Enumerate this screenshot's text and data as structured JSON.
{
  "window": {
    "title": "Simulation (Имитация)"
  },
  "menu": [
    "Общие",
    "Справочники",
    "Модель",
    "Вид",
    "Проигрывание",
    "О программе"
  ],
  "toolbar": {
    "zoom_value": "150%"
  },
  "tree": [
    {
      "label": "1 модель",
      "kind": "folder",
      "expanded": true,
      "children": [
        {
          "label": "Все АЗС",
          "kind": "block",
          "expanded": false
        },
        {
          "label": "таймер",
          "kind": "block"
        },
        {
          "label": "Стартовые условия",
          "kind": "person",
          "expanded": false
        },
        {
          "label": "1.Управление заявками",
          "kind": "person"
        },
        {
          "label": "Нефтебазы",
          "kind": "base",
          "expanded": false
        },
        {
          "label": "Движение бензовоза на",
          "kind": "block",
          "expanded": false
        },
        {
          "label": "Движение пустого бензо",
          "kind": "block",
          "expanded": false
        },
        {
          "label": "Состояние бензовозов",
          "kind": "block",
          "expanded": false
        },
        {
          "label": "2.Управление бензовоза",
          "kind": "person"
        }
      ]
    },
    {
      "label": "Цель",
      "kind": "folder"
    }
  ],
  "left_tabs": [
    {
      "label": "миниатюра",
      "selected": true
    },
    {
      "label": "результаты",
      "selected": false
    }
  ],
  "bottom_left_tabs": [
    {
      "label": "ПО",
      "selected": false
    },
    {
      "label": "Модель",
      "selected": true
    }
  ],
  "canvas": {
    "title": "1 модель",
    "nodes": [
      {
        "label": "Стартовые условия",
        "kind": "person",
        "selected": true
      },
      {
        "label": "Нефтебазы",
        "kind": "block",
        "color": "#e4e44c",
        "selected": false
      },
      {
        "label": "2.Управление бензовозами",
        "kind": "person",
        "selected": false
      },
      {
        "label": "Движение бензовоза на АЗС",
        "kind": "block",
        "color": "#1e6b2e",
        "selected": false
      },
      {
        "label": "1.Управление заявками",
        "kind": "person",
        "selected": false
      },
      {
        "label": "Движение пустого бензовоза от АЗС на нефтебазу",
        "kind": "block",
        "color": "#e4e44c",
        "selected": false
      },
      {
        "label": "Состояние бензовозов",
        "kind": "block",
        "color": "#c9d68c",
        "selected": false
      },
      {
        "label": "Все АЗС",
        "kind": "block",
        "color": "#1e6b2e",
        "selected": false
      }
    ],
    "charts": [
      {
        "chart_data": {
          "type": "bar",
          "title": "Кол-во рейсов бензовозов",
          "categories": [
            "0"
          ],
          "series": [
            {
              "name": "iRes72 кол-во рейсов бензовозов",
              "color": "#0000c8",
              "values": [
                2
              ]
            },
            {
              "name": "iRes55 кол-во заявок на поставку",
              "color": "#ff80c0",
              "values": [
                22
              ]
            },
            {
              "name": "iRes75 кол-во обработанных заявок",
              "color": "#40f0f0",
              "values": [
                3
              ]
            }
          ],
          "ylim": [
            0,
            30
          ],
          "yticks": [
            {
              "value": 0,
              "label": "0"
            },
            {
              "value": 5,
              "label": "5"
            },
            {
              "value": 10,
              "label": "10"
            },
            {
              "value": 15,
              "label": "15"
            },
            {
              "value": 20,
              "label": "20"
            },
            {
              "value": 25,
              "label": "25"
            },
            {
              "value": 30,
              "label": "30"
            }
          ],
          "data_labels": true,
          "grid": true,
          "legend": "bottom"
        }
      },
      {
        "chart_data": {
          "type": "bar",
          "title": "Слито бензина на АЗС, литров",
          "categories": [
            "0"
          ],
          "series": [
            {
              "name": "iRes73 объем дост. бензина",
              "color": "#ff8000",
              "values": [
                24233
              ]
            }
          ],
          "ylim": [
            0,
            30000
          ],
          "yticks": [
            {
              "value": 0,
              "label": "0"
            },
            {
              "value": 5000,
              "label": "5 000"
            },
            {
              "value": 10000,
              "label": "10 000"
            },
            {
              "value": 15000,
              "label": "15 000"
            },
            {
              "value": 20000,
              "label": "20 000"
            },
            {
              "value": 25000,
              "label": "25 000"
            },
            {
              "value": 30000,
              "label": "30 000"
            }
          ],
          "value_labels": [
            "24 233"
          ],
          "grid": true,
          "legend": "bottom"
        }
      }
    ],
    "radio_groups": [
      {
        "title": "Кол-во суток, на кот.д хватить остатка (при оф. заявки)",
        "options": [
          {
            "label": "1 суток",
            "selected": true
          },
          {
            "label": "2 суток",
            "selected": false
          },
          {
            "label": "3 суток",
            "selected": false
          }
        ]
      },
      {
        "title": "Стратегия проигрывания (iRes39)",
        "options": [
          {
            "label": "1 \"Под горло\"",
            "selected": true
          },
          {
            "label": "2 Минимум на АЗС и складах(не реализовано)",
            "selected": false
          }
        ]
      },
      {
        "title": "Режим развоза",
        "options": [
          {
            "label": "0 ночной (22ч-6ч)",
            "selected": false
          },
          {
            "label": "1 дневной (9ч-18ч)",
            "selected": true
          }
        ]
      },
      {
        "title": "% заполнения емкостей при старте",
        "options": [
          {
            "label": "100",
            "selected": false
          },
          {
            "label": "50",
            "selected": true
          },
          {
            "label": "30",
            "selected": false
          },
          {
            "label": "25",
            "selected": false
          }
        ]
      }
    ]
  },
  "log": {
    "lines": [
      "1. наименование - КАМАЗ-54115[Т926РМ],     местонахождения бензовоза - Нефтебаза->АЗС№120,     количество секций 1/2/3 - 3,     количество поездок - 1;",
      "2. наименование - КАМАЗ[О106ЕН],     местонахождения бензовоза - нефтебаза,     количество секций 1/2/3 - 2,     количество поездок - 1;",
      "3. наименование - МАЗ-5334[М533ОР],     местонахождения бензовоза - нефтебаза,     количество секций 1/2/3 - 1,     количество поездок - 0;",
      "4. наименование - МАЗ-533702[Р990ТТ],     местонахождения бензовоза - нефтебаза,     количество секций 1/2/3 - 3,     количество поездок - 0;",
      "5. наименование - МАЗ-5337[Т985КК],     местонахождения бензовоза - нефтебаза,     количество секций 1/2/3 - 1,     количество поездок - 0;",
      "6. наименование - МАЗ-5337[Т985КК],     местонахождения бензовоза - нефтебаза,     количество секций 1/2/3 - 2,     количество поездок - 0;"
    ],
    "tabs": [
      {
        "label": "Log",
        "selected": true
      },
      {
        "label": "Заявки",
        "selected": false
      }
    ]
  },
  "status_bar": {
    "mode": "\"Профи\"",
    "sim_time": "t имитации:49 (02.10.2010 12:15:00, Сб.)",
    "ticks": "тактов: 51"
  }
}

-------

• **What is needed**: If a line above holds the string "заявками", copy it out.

• **Answer to the exercise**:
          "label": "1.Управление заявками",
        "label": "1.Управление заявками",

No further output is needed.